The process may gradually become more structured. Facebook Inc. recently launched Facebook Shops, a feature that allows users to set up an online store within its main app, and plans to start rolling out a similar service for Instagram later this year.
“People have been using live video on our apps to showcase products for years, from shoe stores announcing new sneakers to beauty influencers trying on different lipsticks,” the company said in a statement in May.
“Now we’re making it easier to shop for products in real time.”
Facebook is also the social media platform of choice in the Philippines, where 98 percent of the roughly 73 million internet users are on it. Since lockdowns began there in March, conversational commerce has mushroomed. Thousands of Filipinos have become online merchants using Facebook or Viber, a messaging app from Japanese company Rakuten Inc. that’s also hugely popular. The potential for growth is enormous.
In terms of gross merchandise value, the Philippines’ total internet economy—including e-commerce—was worth just $7 billion in 2019, the lowest figure in the region, according to a study from Google, Temasek, and Bain & Co.

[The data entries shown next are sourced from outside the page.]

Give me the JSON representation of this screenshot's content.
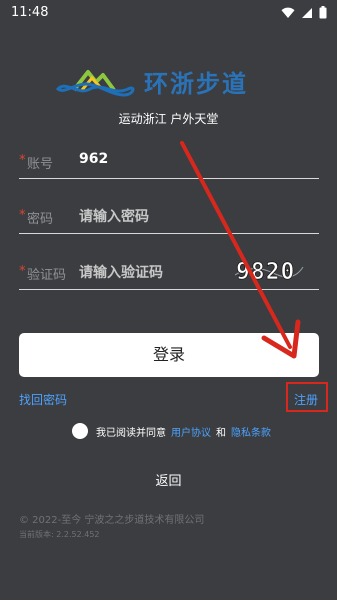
{
  "status_bar": {
    "time": "11:48",
    "icons": [
      "wifi-icon",
      "signal-icon",
      "battery-icon"
    ]
  },
  "header": {
    "logo_text": "环浙步道",
    "slogan": "运动浙江 户外天堂"
  },
  "form": {
    "account": {
      "required_mark": "*",
      "label": "账号",
      "value": "962"
    },
    "password": {
      "required_mark": "*",
      "label": "密码",
      "placeholder": "请输入密码"
    },
    "captcha": {
      "required_mark": "*",
      "label": "验证码",
      "placeholder": "请输入验证码",
      "captcha_text": "9820"
    }
  },
  "actions": {
    "login_label": "登录",
    "forgot_password": "找回密码",
    "register": "注册"
  },
  "agreement": {
    "prefix": "我已阅读并同意",
    "user_agreement": "用户协议",
    "and": "和",
    "privacy_policy": "隐私条款"
  },
  "back_label": "返回",
  "footer": {
    "copyright": "© 2022-至今 宁波之之步道技术有限公司",
    "version": "当前版本: 2.2.52.452"
  },
  "colors": {
    "background": "#3b3d40",
    "link": "#4da3ff",
    "annotation": "#d8281e",
    "required": "#d9482f"
  }
}
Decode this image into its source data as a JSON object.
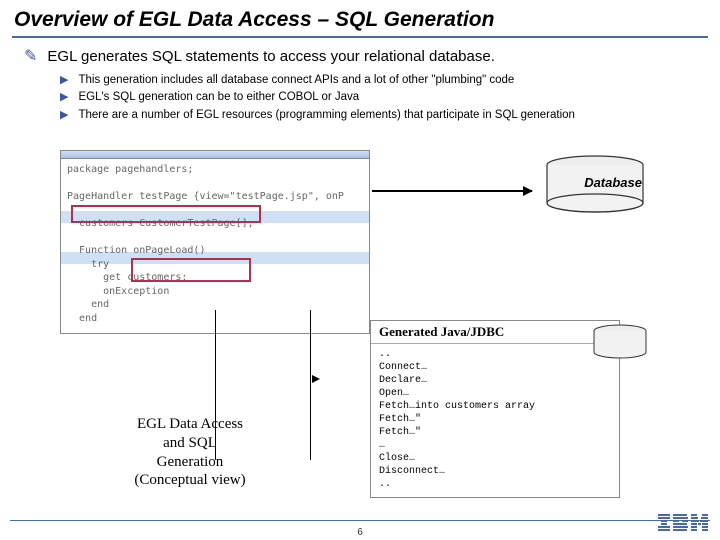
{
  "title": "Overview of EGL Data Access – SQL Generation",
  "mainBullet": "EGL generates SQL statements to access your relational database.",
  "subBullets": {
    "b0": "This generation includes all database connect APIs and a lot of other \"plumbing\" code",
    "b1": "EGL's SQL generation can be to either COBOL or Java",
    "b2": "There are a number of EGL resources (programming elements) that participate in SQL generation"
  },
  "code": {
    "line1": "package pagehandlers;",
    "line2": "PageHandler testPage {view=\"testPage.jsp\", onP",
    "line3": "  customers CustomerTestPage[];",
    "line4": "  Function onPageLoad()",
    "line5": "    try",
    "line6": "      get customers;",
    "line7": "      onException",
    "line8": "    end",
    "line9": "  end"
  },
  "dbLabel": "Database",
  "caption": {
    "l1": "EGL Data Access",
    "l2": "and SQL",
    "l3": "Generation",
    "l4": "(Conceptual view)"
  },
  "gen": {
    "title": "Generated Java/JDBC",
    "body": "..\nConnect…\nDeclare…\nOpen…\nFetch…into customers array\nFetch…\"\nFetch…\"\n…\nClose…\nDisconnect…\n.."
  },
  "pageNumber": "6",
  "logoAlt": "IBM"
}
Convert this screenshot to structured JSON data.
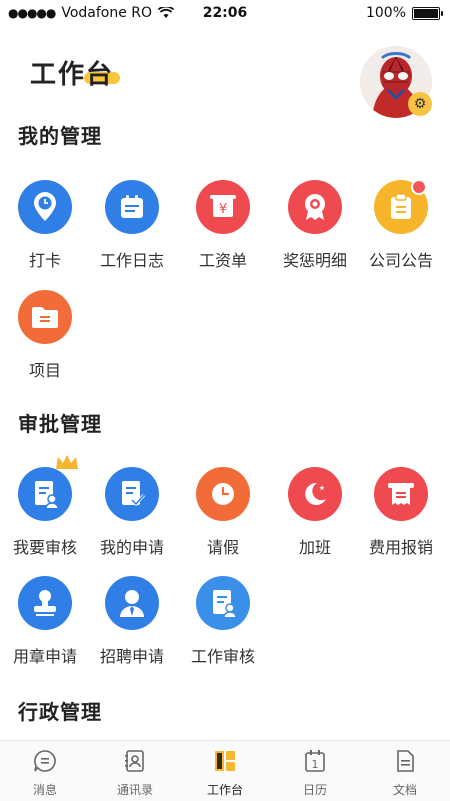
{
  "status_bar": {
    "carrier": "Vodafone RO",
    "time": "22:06",
    "battery": "100%",
    "battery_level": 1.0
  },
  "header": {
    "title": "工作台"
  },
  "sections": [
    {
      "title": "我的管理",
      "items": [
        {
          "label": "打卡",
          "icon": "location-pin-icon",
          "color": "#2f7fe6"
        },
        {
          "label": "工作日志",
          "icon": "calendar-icon",
          "color": "#2f7fe6"
        },
        {
          "label": "工资单",
          "icon": "yen-receipt-icon",
          "color": "#ee4a4f"
        },
        {
          "label": "奖惩明细",
          "icon": "medal-icon",
          "color": "#ee4a4f"
        },
        {
          "label": "公司公告",
          "icon": "clipboard-icon",
          "color": "#f7b52c"
        },
        {
          "label": "项目",
          "icon": "folder-icon",
          "color": "#f26c3a"
        }
      ]
    },
    {
      "title": "审批管理",
      "items": [
        {
          "label": "我要审核",
          "icon": "document-user-icon",
          "color": "#2f7fe6"
        },
        {
          "label": "我的申请",
          "icon": "document-check-icon",
          "color": "#2f7fe6"
        },
        {
          "label": "请假",
          "icon": "clock-icon",
          "color": "#f26c3a"
        },
        {
          "label": "加班",
          "icon": "moon-icon",
          "color": "#ee4a4f"
        },
        {
          "label": "费用报销",
          "icon": "receipt-icon",
          "color": "#ee4a4f"
        },
        {
          "label": "用章申请",
          "icon": "stamp-icon",
          "color": "#2f7fe6"
        },
        {
          "label": "招聘申请",
          "icon": "person-tie-icon",
          "color": "#2f7fe6"
        },
        {
          "label": "工作审核",
          "icon": "document-user-icon",
          "color": "#3a8fe8"
        }
      ]
    },
    {
      "title": "行政管理"
    }
  ],
  "tab_bar": [
    {
      "label": "消息",
      "icon": "message-icon"
    },
    {
      "label": "通讯录",
      "icon": "contacts-icon"
    },
    {
      "label": "工作台",
      "icon": "workbench-icon",
      "active": true,
      "color": "#f6b82f"
    },
    {
      "label": "日历",
      "icon": "calendar-day-icon",
      "day": "1"
    },
    {
      "label": "文档",
      "icon": "document-icon"
    }
  ]
}
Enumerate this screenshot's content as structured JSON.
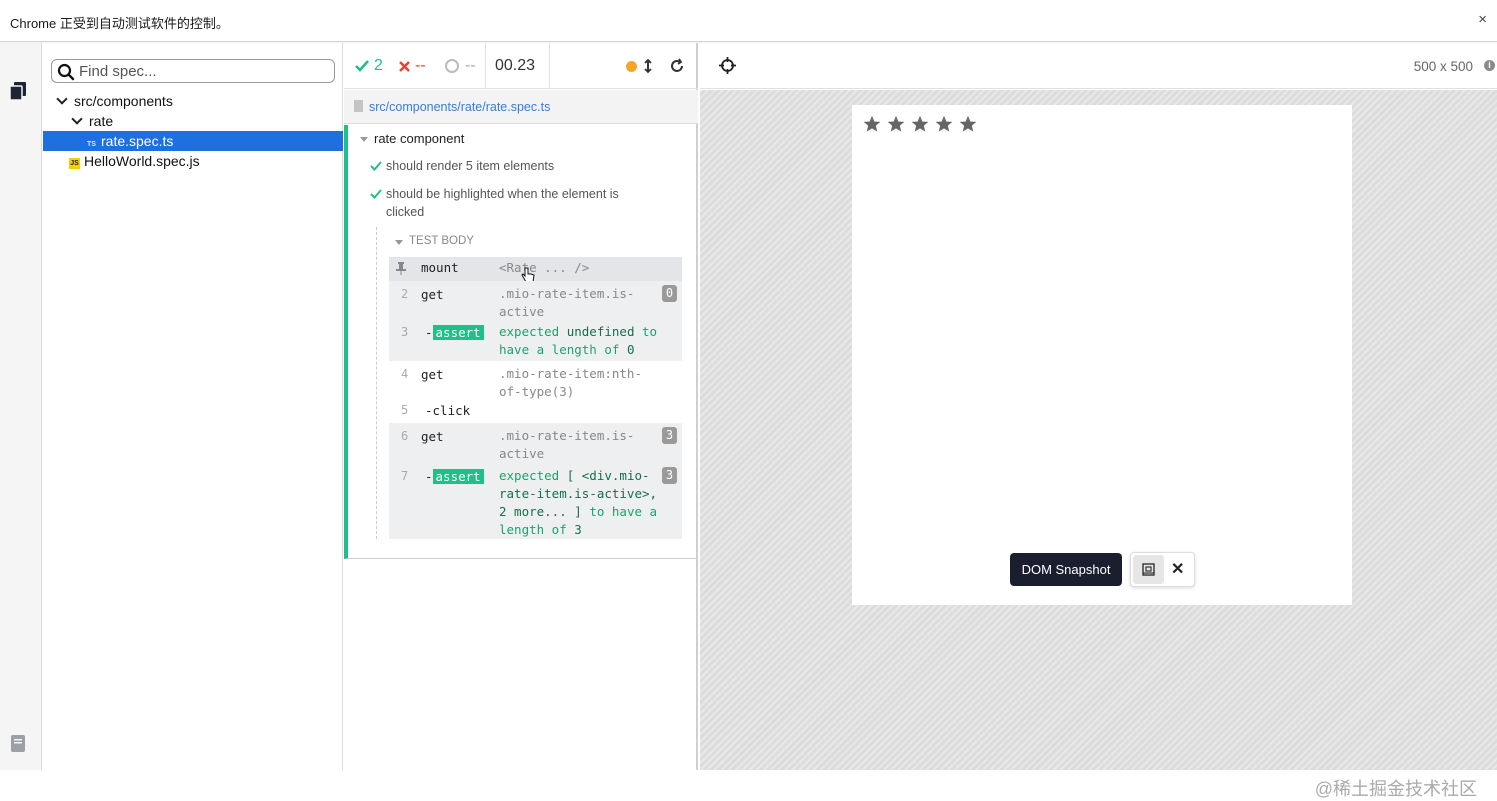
{
  "infobar": {
    "message": "Chrome 正受到自动测试软件的控制。",
    "close": "×"
  },
  "specs": {
    "search_placeholder": "Find spec...",
    "tree": [
      {
        "label": "src/components",
        "level": 0,
        "type": "folder"
      },
      {
        "label": "rate",
        "level": 1,
        "type": "folder"
      },
      {
        "label": "rate.spec.ts",
        "level": 2,
        "type": "ts",
        "badge": "TS",
        "selected": true
      },
      {
        "label": "HelloWorld.spec.js",
        "level": 1,
        "type": "js",
        "badge": "JS"
      }
    ]
  },
  "reporter": {
    "passed": "2",
    "failed": "--",
    "pending": "--",
    "duration": "00.23",
    "file": "src/components/rate/rate.spec.ts",
    "suite_title": "rate component",
    "tests": [
      "should render 5 item elements",
      "should be highlighted when the element is clicked"
    ],
    "test_body_label": "TEST BODY",
    "commands": [
      {
        "num": "",
        "name": "mount",
        "message": "<Rate ... />"
      },
      {
        "num": "2",
        "name": "get",
        "message": ".mio-rate-item.is-active",
        "badge": "0"
      },
      {
        "num": "3",
        "name": "-",
        "tag": "assert",
        "message_parts": [
          "expected ",
          "undefined",
          " to have a length of ",
          "0"
        ]
      },
      {
        "num": "4",
        "name": "get",
        "message": ".mio-rate-item:nth-of-type(3)"
      },
      {
        "num": "5",
        "name": "-click",
        "message": ""
      },
      {
        "num": "6",
        "name": "get",
        "message": ".mio-rate-item.is-active",
        "badge": "3"
      },
      {
        "num": "7",
        "name": "-",
        "tag": "assert",
        "message_parts": [
          "expected ",
          "[ <div.mio-rate-item.is-active>, 2 more... ]",
          " to have a length of ",
          "3"
        ],
        "badge": "3"
      }
    ]
  },
  "aut": {
    "viewport": "500 x 500",
    "info": "i",
    "stars": 5,
    "snapshot_label": "DOM Snapshot",
    "snapshot_close": "✕"
  },
  "watermark": "@稀土掘金技术社区",
  "colors": {
    "pass": "#1fbf87",
    "fail": "#e34234",
    "selected": "#1e6fe0",
    "link": "#3a7bd5",
    "running": "#f5a623"
  },
  "icons": [
    "copy-icon",
    "search-icon",
    "caret-down-icon",
    "check-icon",
    "x-icon",
    "spinner-icon",
    "sort-icon",
    "reload-icon",
    "crosshair-icon",
    "pin-icon",
    "star-icon",
    "snapshot-pin-icon",
    "close-icon",
    "book-icon"
  ]
}
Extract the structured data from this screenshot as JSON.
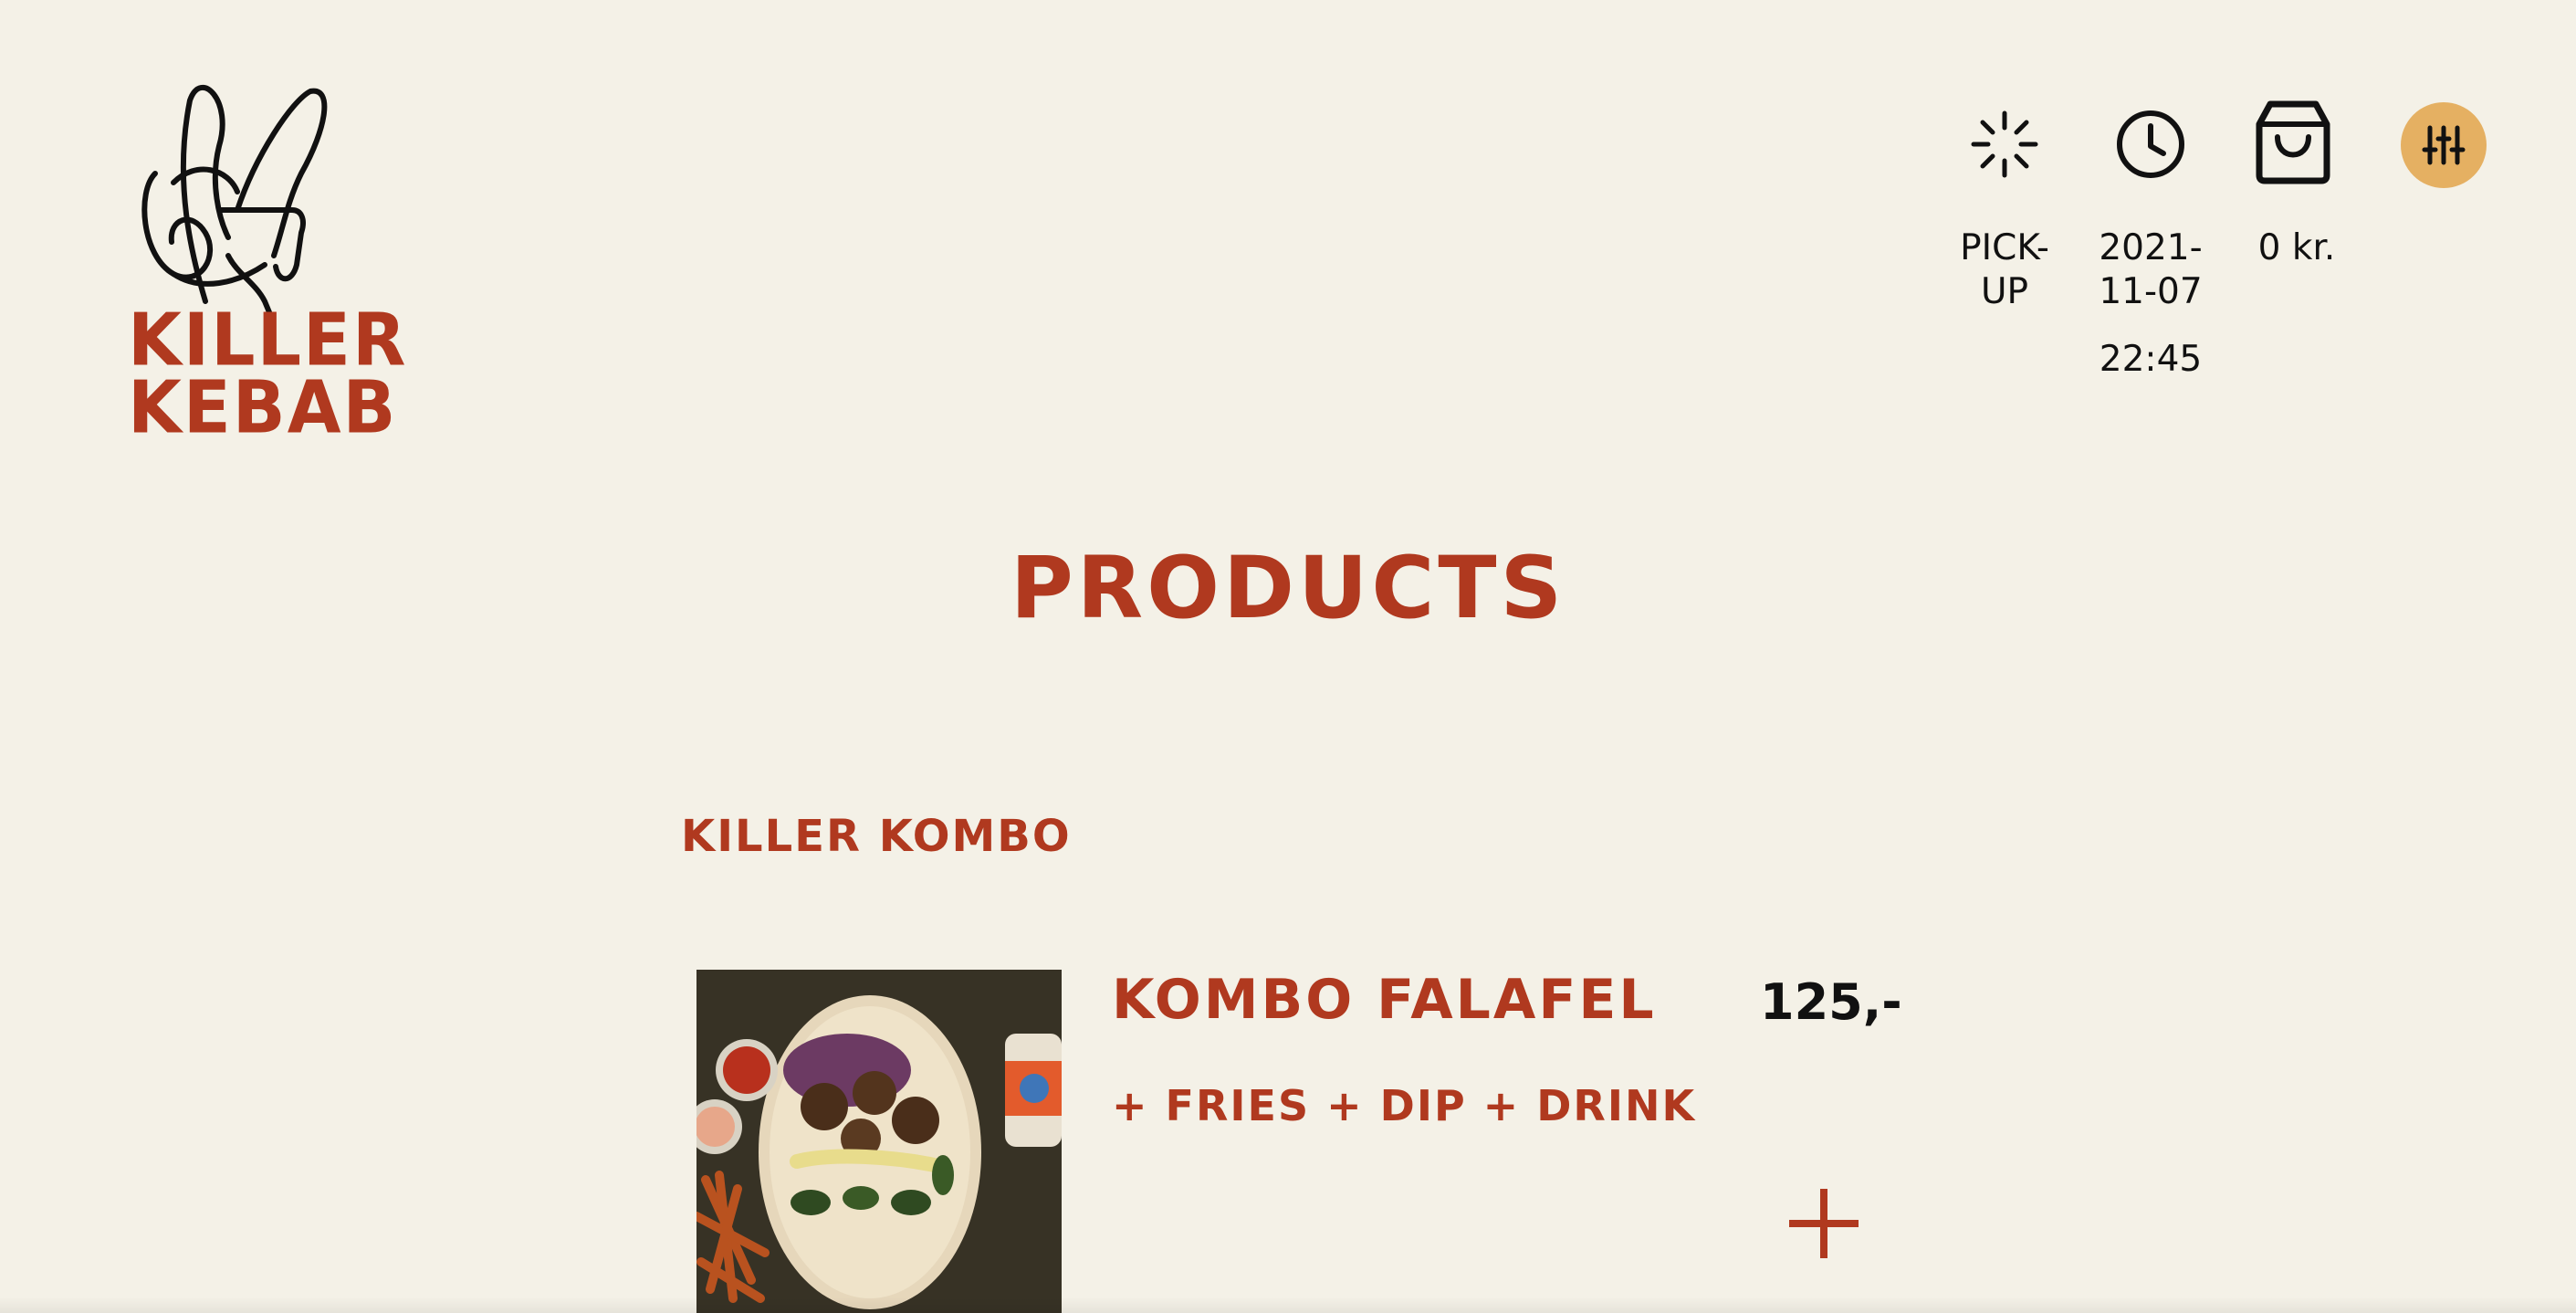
{
  "brand": {
    "line1": "KILLER",
    "line2": "KEBAB",
    "color": "#b0391f"
  },
  "header": {
    "order_type": {
      "label": "PICK-UP",
      "icon": "loading-sun-icon"
    },
    "datetime": {
      "date_line1": "2021-",
      "date_line2": "11-07",
      "time": "22:45",
      "icon": "clock-icon"
    },
    "cart": {
      "total": "0 kr.",
      "icon": "shopping-bag-icon"
    },
    "filter": {
      "icon": "sliders-icon",
      "color": "#e5b062"
    }
  },
  "page": {
    "title": "PRODUCTS"
  },
  "categories": [
    {
      "title": "KILLER KOMBO",
      "products": [
        {
          "name": "KOMBO FALAFEL",
          "description": "+ FRIES + DIP + DRINK",
          "price": "125,-",
          "add_icon": "plus-icon"
        }
      ]
    }
  ]
}
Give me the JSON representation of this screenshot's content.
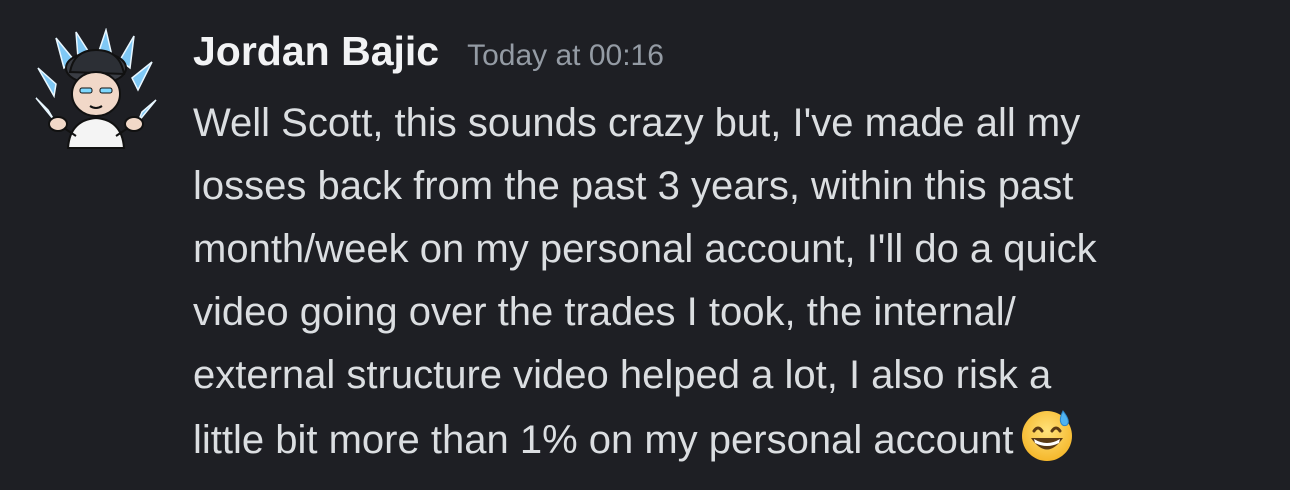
{
  "author": {
    "name": "Jordan Bajic",
    "avatar_icon": "anime-character-avatar-icon"
  },
  "timestamp": "Today at 00:16",
  "message": {
    "lines": [
      "Well Scott, this sounds crazy but, I've made all my",
      "losses back from the past 3 years, within this past",
      "month/week on my personal account, I'll do a quick",
      "video going over the trades I took, the internal/",
      "external structure video helped a lot, I also risk a",
      "little bit more than 1% on my personal account"
    ],
    "trailing_emoji": "grinning-face-with-sweat-icon"
  },
  "colors": {
    "background": "#1e1f24",
    "username": "#f2f3f5",
    "timestamp": "#949ba4",
    "text": "#dbdee1"
  }
}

It’s projected to grow to $25 billion by 2025, but that would still leave it far behind Indonesia (projected to reach $133 billion by then), Thailand ($50 billion), and Vietnam ($43 billion).
“So many people are struggling to find a way to make a living,” says Jay, who uses Facebook to sell produce from Pangasinan, a province north of Manila famous for its mangoes and oven-baked rice cakes. The 29-year-old canteen owner asked not to be quoted by his full name because the government is looking to tax home-based transactions.
“Without a vaccine and until there’s no fear of going out, operating a store isn’t viable,” he says. “Facebook is really the medium for the smallest retailers.”— Bloomberg.